Rather, let’s celebrate the recent trends. Let’s analyse them, interpret them, communicate them and generally make a whole heap of fuss about them.
In particular, the figures showing a decrease in drinking among young people deserve our attention. We should be very publicly asking why this has happened, starting by asking young people themselves.
One recent study did just that (Herring et al., 2012)(5). Young people aged 16-24 in the UK were asked about their views on drinking alcohol and on being drunk. The subject of personal control came up frequently, with one young man saying:
‘I really didn’t get much from it, I just felt I was intoxicated, I didn’t know where I was, I didn’t know what I was doing, I couldn’t control my actions.’
Another young person observed that when she was drunk:
‘It really made me lose control over who I am.’
It’s likely that, rather than seeing these trends as a false dawn, young people will tell us about their desire to be in control of their lives and how being blind drunk doesn’t really fit with that plan. They may tell us how the people they admire these days are strong, confident and independent – not the drunken, slurred ‘pseudo-rebels’ of old. They may make us realise that, instead of pointing across the English Channel for examples of how we should be, we should be pointing at them.
So let’s allow ourselves to celebrate the latest downward trend in alcohol consumption. In doing so, we don’t need to deny the ongoing impact of alcohol misuse on society, or the fact that more measures are needed to counter that impact.
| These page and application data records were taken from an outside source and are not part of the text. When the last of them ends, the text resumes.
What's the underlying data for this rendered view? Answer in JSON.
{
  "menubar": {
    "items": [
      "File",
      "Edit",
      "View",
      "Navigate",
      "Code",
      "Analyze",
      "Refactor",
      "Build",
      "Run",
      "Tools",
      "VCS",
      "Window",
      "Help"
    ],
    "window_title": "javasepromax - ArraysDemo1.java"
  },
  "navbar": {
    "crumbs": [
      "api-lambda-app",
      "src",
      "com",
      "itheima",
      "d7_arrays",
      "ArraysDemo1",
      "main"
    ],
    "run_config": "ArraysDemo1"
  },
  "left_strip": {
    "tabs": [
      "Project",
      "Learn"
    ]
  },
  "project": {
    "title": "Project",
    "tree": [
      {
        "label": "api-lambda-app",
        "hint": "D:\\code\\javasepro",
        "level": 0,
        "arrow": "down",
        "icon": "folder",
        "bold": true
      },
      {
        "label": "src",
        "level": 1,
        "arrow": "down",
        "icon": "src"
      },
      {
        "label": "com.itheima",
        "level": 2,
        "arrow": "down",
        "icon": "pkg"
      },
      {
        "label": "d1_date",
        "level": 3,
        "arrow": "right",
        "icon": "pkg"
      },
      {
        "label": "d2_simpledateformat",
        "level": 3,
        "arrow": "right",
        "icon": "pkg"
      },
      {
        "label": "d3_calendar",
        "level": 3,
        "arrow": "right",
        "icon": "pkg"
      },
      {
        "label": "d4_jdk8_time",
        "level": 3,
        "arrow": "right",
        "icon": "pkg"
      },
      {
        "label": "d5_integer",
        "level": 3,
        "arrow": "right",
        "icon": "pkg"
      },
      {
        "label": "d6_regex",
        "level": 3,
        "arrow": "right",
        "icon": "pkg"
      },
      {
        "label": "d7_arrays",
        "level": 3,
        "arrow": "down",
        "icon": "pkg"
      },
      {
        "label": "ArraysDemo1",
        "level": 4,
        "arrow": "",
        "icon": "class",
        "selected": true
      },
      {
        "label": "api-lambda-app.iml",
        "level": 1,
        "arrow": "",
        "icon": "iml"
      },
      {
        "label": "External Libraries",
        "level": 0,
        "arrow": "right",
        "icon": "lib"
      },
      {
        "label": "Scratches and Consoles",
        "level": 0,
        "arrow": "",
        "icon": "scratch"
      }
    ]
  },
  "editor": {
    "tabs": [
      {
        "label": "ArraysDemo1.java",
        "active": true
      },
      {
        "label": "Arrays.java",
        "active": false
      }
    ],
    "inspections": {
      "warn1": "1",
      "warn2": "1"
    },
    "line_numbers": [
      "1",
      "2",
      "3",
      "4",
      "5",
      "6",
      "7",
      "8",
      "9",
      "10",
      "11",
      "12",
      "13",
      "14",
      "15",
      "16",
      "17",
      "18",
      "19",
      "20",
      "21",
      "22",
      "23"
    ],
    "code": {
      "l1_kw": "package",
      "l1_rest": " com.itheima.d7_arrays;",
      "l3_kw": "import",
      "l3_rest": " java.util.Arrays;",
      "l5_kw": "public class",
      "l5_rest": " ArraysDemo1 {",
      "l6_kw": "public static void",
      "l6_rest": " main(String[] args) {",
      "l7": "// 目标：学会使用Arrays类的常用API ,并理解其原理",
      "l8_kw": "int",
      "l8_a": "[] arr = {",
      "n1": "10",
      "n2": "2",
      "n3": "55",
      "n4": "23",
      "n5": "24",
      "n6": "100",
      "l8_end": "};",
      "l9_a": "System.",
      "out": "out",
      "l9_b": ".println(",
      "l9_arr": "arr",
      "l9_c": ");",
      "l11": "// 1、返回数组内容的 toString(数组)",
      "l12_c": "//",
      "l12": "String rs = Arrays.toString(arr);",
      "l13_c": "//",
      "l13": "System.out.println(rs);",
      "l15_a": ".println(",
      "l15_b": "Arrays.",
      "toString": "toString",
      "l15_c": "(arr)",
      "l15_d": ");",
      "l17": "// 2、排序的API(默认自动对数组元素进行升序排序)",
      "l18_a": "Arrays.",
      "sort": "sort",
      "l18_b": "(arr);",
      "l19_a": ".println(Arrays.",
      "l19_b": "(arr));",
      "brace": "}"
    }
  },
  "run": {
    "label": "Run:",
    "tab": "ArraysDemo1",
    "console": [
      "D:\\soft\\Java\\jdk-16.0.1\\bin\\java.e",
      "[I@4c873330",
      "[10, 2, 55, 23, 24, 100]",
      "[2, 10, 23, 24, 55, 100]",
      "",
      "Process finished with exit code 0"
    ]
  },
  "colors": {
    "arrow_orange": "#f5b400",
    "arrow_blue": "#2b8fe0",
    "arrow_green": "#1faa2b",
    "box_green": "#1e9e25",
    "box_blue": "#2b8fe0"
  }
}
On the contrary, our awareness of the impact of alcohol should make us cheer even louder at any indication that things are changing and that there may be light at our end of the channel tunnel.
Competing interest declaration: None
Viewpoints contributors are guest authors, they do not receive a payment of any kind for this and are not a part of The Drinkaware Trust.
We welcome comments
(1) Statistics on Alcohol - England, 2014 https://www.jrf.org.uk/file/42196/download?token=OAEHiNg-&filetype=full-report
(2) The Guardian: Alcohol consumption in UK adults continues to fallhttp://www.theguardian.com/society/2013/dec/17/three-in-five-adults-drank-alcohol-past-week
(3) Fishbein M (2008) A Reasoned Action Approach to Health Promotionhttp://www.ncbi.nlm.nih.gov/pmc/articles/PMC2603050/
(4) Cabinet Office study description taken from British Psychological Society Behaviour Change Advisory Group Briefinghttp://www.bps.org.uk/system/files/Public%20files/tax.pdf
(5) Herring et al 2012http://www.jrf.org.uk/sites/files/jrf/young-people-drinking-choices-full.pdf